News that they were to get an Early
Start and go out to a nice Road House
and have something to Eat. Where
upon Henry fell into a Heap and asked
to be counted out.
All the way Home in the Carriage
she toasted him and charged him with
a lack of Appreciation.
"You act like a Dummy," said the
indignant Jessaline. 'Why don't you
cut in and have a Good Time, the same
as I do? I dont want-People to think
that I married a Rube."
"I can lift 1,200 pounds in Harness
and I can play 72 Holes of Golf without
turning a Hair," said the fallen Giant,
"but when It comes to eating little
Birds and taking a new kind of Salad
every twenty minutes and holding ani
mated Conversation with Perfect
Strangers, I am not in your Class Send
for a Trained Nurse. In a Week or so
I shall be able to Travel and get back
to Hard Work and rest up. In the
meantime, go it alone."
So Jessaline put the Weakling on
the Shelf and went out and had a
MORAL: Capacity cannot be deter
mined by any Outside Measurements.
and still think was a professor of some
thing from the state university, judging
by the quizzical appearance of the man.
"I took no notice of the fact that the
young female wad toting a book until
the old geyser leaned over and said to
her: 'Pardon me. but I cannot refrain
from asking you if you are in the con
stant habit of reading such works as
you have there?' She blushed very becom
ingly and then said: 'Oh, I didn't look
to see what it was when I chose it at the
M^Sr y~at ,'? !t anyway?—why it's
GJbb's Antiquities! I picKed it out be
cause it matched my gown as well.'"
Those at the Ryan last night were: J.
J. McCarthy. Dubuque. Iowa; C. IP
Walker. Winnipeg; William Billstoin.
West Superior. Wis.; A. C. Goodrich.
Keokuk, Iowa; William N. Silver. Duluth-
Harry Wrtght, Nelson. «. C.; Miss Chris
topher. Seattle; James S. Boynton.

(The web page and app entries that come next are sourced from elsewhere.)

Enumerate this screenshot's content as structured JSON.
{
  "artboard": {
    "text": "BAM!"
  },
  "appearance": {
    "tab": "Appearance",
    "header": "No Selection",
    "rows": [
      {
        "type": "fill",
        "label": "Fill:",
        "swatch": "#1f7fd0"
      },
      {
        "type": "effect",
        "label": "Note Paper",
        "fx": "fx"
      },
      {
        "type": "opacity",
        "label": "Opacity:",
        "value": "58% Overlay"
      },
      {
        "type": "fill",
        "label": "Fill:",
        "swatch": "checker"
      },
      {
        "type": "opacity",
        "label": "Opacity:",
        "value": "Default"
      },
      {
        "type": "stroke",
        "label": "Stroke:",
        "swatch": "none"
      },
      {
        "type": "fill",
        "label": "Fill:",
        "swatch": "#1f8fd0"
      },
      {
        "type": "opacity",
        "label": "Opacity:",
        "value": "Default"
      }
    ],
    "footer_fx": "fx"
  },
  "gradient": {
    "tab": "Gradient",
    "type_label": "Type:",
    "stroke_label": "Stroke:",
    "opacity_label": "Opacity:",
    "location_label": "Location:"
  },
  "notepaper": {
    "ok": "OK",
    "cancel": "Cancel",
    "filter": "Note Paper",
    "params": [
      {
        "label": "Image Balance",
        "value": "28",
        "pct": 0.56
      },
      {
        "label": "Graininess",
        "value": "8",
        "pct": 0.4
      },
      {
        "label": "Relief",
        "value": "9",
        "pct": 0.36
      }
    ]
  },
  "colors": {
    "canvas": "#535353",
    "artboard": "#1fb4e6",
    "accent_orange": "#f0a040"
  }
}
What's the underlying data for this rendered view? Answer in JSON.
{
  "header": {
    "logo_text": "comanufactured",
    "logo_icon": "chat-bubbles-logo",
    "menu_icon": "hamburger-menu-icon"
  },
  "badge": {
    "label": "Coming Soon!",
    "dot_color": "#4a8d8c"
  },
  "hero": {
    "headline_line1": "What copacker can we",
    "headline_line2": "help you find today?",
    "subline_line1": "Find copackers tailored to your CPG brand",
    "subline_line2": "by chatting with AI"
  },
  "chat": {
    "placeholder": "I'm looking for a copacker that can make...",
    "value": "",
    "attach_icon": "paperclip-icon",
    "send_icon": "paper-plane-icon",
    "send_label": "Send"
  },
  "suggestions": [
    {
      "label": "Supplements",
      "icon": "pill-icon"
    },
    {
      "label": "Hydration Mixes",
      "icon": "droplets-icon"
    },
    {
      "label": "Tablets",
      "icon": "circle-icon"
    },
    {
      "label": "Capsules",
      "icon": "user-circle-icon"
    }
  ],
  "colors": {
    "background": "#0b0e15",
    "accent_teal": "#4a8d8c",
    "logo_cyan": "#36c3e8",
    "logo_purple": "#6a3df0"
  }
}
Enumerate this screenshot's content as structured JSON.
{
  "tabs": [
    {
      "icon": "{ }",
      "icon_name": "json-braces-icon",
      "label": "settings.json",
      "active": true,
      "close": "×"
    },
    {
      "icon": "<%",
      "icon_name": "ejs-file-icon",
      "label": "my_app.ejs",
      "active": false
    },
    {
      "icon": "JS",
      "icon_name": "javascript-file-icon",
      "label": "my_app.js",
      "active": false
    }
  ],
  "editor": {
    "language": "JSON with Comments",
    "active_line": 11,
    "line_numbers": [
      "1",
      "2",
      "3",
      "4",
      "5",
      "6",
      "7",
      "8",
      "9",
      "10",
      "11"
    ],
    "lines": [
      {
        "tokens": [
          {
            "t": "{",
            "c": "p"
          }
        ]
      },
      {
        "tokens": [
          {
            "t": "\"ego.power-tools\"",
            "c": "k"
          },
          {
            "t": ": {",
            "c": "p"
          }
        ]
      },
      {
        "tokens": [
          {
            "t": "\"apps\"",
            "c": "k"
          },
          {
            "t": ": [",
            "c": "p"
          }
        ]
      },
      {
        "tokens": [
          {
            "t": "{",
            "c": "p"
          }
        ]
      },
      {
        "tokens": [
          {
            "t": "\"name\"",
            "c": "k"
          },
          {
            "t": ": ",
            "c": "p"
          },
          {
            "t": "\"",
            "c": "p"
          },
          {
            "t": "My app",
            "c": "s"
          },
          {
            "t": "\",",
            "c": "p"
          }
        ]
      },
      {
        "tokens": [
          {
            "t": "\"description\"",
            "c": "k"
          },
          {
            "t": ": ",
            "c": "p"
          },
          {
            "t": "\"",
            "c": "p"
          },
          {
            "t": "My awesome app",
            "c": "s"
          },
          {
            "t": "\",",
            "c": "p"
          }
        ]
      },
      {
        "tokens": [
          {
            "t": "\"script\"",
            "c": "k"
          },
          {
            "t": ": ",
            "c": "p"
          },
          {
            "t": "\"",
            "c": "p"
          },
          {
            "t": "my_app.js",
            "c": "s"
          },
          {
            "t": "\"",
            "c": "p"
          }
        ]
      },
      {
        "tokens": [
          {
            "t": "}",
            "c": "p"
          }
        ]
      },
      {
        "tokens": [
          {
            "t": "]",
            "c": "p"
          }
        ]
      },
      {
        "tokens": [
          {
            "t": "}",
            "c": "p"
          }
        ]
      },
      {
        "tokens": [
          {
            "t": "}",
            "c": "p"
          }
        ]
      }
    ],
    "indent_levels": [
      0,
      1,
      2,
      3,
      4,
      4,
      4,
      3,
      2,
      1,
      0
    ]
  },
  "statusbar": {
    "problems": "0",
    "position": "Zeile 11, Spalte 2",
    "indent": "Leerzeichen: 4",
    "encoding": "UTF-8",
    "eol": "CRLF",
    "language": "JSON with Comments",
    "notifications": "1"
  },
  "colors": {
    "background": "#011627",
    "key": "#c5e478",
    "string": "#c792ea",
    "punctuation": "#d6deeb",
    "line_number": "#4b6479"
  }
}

Pre
toria. South Africa.; Mrs. W. J. Olcott
Duluth; L. W. Powell and wife. Puluth;
W. J. Miller and wife. Wlnona; R S Colo
and wife, Duluth.
At the Windsor: W. O. Rill. Keokuk,
Iowa; M. C. Goodrich, Keokuk; Frank M.
Eddy, Glenwood. Minn.; A. Wood Manis
tee. Mich.; G. H. Compton. Fargo, N. D.;
Miss Ida Schenck, Spokane. Wash.; Rich
ard Smith. Spolfane; John G. Steiner Al
bert Lea. Minn.; Mrs. William Clark," Red